Observing the Connection Between the Religious Support Perceived by Children and the Number of Adverse Childhood Experiences Faced

Ballroom

Children naturally seek support and comfort from birth on, especially when faced with negative life events. Support that comes from the primary care givers is necessary and useful but is not always available or the only considerably influential support the child receives. Other places support could come from include peers, school resources or religious resources and beyond. Religion and the support received from faith-based groups has been used in many ways to aid in coping with experienced trauma and times of adversity. Observing the perceived religious support that children feel they have allows for the support systems in a child’s life to understand the potentially useful practices in the resilience of adverse experiences faced by youth. Focusing on the relationship between how much religious support is perceived and the number of adverse childhood experiences (ACE) scores could lead to further research endeavors on religiosity’s role in coping with trauma and adversity. It is hypothesized that the more religious socialization support perceived by participants as children, the fewer ACE scores will be reported.
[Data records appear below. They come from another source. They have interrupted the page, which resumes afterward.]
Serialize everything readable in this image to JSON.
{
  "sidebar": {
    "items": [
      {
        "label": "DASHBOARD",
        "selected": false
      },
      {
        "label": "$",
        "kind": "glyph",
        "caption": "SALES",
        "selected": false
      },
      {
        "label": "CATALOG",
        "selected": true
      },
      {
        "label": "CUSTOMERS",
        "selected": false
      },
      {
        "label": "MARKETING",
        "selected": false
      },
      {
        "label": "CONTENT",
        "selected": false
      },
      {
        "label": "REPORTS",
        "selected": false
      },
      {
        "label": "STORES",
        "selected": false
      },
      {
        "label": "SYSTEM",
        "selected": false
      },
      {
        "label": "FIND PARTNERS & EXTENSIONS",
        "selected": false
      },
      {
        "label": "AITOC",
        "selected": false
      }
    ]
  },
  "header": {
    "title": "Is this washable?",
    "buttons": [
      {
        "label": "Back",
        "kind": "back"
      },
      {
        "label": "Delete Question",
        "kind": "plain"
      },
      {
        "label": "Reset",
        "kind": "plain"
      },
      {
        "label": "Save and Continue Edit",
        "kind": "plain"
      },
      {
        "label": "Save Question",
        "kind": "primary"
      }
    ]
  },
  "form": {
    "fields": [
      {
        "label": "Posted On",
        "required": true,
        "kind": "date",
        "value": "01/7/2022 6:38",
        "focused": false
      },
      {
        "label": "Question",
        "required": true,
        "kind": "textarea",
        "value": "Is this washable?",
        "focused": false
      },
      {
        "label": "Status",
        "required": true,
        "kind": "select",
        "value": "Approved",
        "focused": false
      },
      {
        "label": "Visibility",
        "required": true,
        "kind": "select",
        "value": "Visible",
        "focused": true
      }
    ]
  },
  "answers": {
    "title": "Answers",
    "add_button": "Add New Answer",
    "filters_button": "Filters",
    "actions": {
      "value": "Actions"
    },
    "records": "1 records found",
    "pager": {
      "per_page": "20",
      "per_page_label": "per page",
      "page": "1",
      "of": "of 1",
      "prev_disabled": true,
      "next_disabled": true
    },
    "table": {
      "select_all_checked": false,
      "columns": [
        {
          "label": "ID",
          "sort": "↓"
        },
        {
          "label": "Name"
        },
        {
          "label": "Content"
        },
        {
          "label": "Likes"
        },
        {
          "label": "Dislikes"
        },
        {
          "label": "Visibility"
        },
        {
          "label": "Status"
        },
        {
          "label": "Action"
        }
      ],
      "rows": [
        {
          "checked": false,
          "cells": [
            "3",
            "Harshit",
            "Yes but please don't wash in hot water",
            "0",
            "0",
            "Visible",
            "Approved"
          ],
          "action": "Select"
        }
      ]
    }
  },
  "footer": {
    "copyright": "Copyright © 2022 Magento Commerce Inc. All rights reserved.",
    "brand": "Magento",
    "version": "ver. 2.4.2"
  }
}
Data collected from the REACH (Religion, Emotions, and Current Health) survey style study of the ARCH (Affect, Regulation, Coping and Health) research lab will be used. The college aged participant’s (N = 766) responses on reflective views of support perceived during youth in faith communities using the ARCH lab adapted version Faith Activities in the Home scale (FAITHS; Lambert & Dollahite, 2010) and number of ACEs will be analyzed. The proposed analysis to be conducted is a Pearson’s r correlation using SPSS. It is expected that there will be a negative correlation where the more religious support that is perceived during childhood, the fewer ACEs will be reported. Previous research has not directly observed the relationship of retrospective religious support and ACEs, so this study could direct to new investigations of coping through religious support for children. If the results are not statistically significant, past perceived religious support may not affect ACEs directly, and would lead to other ways of investigating the relationship of coping through religious means during adverse experiences.